For more information about contributions to all of these campaigns, visit ICPR’s website (www.ilcampaign.org) and the Sunshine Database, a powerful search tool and the only database that has standardized the names of all donors to Illinois candidates. The webiste also is home to the Illinois Voters’ Guide, a non-partisan guide to candidates running for seats on the Illinois supreme, appellate and circuit courts, as well as information on where candidates stand on reform issues and who signed the Code of Fair Campaign Practices.

We'll take another look at fundraising totals after the elections, but check back in July for the "final final" expenditure numbers.

Friday, February 01, 2008

Updated Fundraising Totals (Including Judicial)

Illinois’ only Supreme Court race, in the First District, is uncontested, but the three races for nomination to the Appellate Court are all seeing active campaigns. The Fifth District race for the Democratic nomination is clearly the hottest. Judy Cates is challenging appointed incumbent James Wexstten. Cates is largely self-financed, while Wexstten has received support from both local Democratic politicians and medical interests. In the First District, there are two seats, only one of which has seen closely contested fundraising.

Fifth District Appellate Democratic - $1,360,900
Wexstten, James - $600,800
Cates, Judy $760,100

First District Appellate Democratic (Burke Vacancy) - $306,900
O’Neal, William $0
Coleman, Sharon $176,300
Greiman, Alan $130,600

First District Appellate Democratic (Campbell Vacancy) - $63,500
Steele, John $49,600
Gardner, Frank $0
Walsh, Richard $13,900

There are a few changes to note in House races. Most significant, there was an error of sorts in 26th District candidate Kenny Johnson’s totals. Despite the footnote that his figures included only cash on hand on July 1 and all fundraising since, his total was actually based on the same formula as the other candidates’. As a result, his total included the $208K that he spent on his aldermanic campaign. Having determined that that money was not available for the legislative primary, I should have excluded it. Here are revised totals.

26th District Democratic - $674,000
Jeffries, Elga (I)- $31,300
Chadha, Paul - $81,600
Jackson, Philip - $60,300
Burns, William - $293,300
Johnson, Kenny (a) - $207,500

This error does not change the rankings of the House races, nor the likelihood that this race may set a record, nor the identity of the top two fundraisers.

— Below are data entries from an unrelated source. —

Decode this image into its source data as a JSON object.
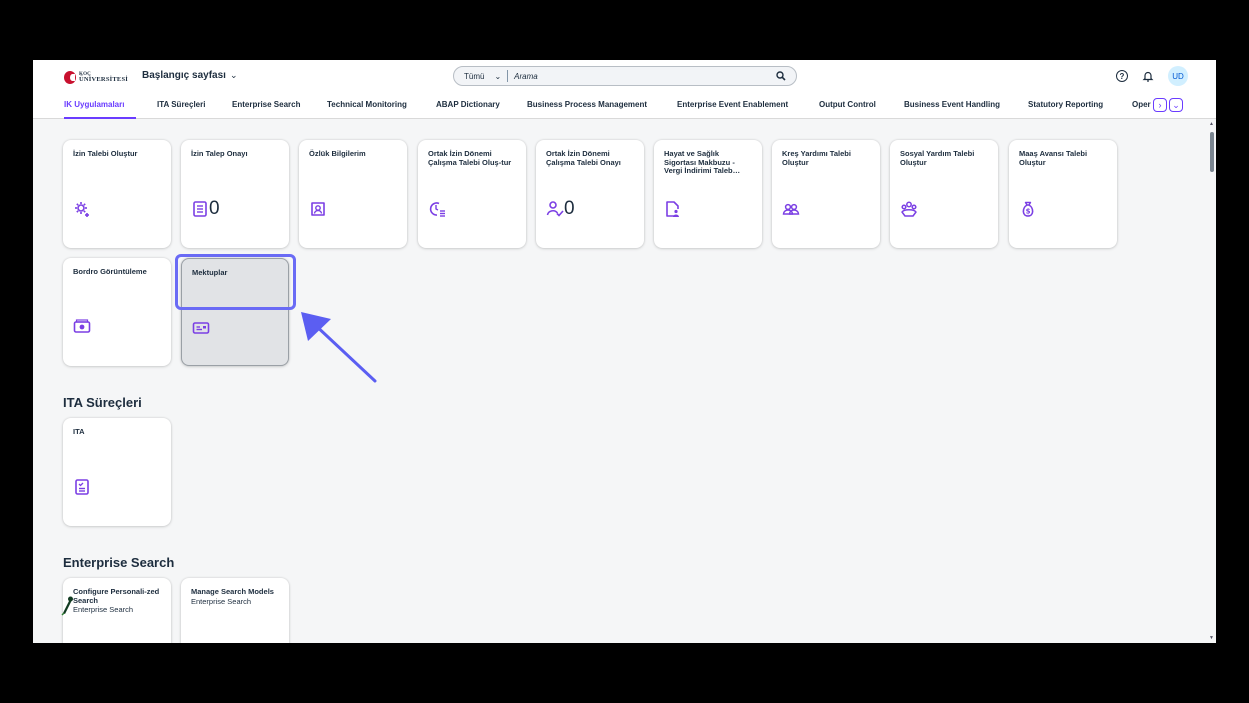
{
  "shell": {
    "logo_line1": "KOÇ",
    "logo_line2": "ÜNİVERSİTESİ",
    "home_title": "Başlangıç sayfası",
    "search_scope": "Tümü",
    "search_placeholder": "Arama",
    "avatar_initials": "UD"
  },
  "tabs": [
    {
      "label": "IK Uygulamaları",
      "active": true
    },
    {
      "label": "ITA Süreçleri"
    },
    {
      "label": "Enterprise Search"
    },
    {
      "label": "Technical Monitoring"
    },
    {
      "label": "ABAP Dictionary"
    },
    {
      "label": "Business Process Management"
    },
    {
      "label": "Enterprise Event Enablement"
    },
    {
      "label": "Output Control"
    },
    {
      "label": "Business Event Handling"
    },
    {
      "label": "Statutory Reporting"
    },
    {
      "label": "Oper"
    }
  ],
  "ik": {
    "tiles": [
      {
        "title": "İzin Talebi Oluştur",
        "icon": "cog-plus-icon"
      },
      {
        "title": "İzin Talep Onayı",
        "icon": "task-list-icon",
        "count": "0"
      },
      {
        "title": "Özlük Bilgilerim",
        "icon": "person-card-icon"
      },
      {
        "title": "Ortak İzin Dönemi Çalışma Talebi Oluş-tur",
        "icon": "clock-list-icon"
      },
      {
        "title": "Ortak İzin Dönemi Çalışma Talebi Onayı",
        "icon": "person-check-icon",
        "count": "0"
      },
      {
        "title": "Hayat ve Sağlık Sigortası Makbuzu - Vergi İndirimi Taleb…",
        "icon": "document-people-icon"
      },
      {
        "title": "Kreş Yardımı Talebi Oluştur",
        "icon": "group-icon"
      },
      {
        "title": "Sosyal Yardım Talebi Oluştur",
        "icon": "family-icon"
      },
      {
        "title": "Maaş Avansı Talebi Oluştur",
        "icon": "money-bag-icon"
      },
      {
        "title": "Bordro Görüntüleme",
        "icon": "payslip-icon"
      },
      {
        "title": "Mektuplar",
        "icon": "letter-card-icon"
      }
    ]
  },
  "ita": {
    "section_title": "ITA Süreçleri",
    "tiles": [
      {
        "title": "ITA",
        "icon": "checklist-icon"
      }
    ]
  },
  "es": {
    "section_title": "Enterprise Search",
    "tiles": [
      {
        "title": "Configure Personali-zed Search",
        "subtitle": "Enterprise Search"
      },
      {
        "title": "Manage Search Models",
        "subtitle": "Enterprise Search"
      }
    ]
  },
  "colors": {
    "accent": "#6a3cff",
    "icon": "#7b3fe4",
    "highlight_box": "#6a6bf5"
  }
}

But it was a mistake, and I’m sorry for that.

The other change in House races is that the 28th District is now in 5th place for fundraising.

28th District Democratic - $252,800
Rita, Robert (I) - $154,600
Mayden, Michael - $1,300
Rayburn, Earick - $96,900
Caston, Pamela - $0
Taylor, James - $0

There were no changes in the rankings in Senate races, but one of the candidates in the top race, Richard Bradley, reported significant new receipts. The revised totals:

20th District Democratic - $723,900
Martinez, Iris (I)- $469,500
Bradley, Richard - $222,500
Guevara, Carlos - $31,900

There were also significant changes in the race for Cook County Board of Review, 2nd District. Challenger Jay Paul Deratany reported six figures late yesterday. The revised totals:

Board of Review, 2nd District Democratic - $2,658,000
Berrios, Joseph (I) - $1,869,400
Deratany, Jay Paul - $788,600

For more information about contributions to all of these campaigns, visit ICPR’s website (www.ilcampaign.org) and the Sunshine Database, a powerful search tool and the only database that has standardized the names of all donors to Illinois candidates. The webiste also is home to the Illinois Voters’ Guide, a non-partisan guide to candidates running for seats on the Illinois supreme, appellate and circuit courts, as well as information on where candidates stand on reform issues and who signed the Code of Fair Campaign Practices.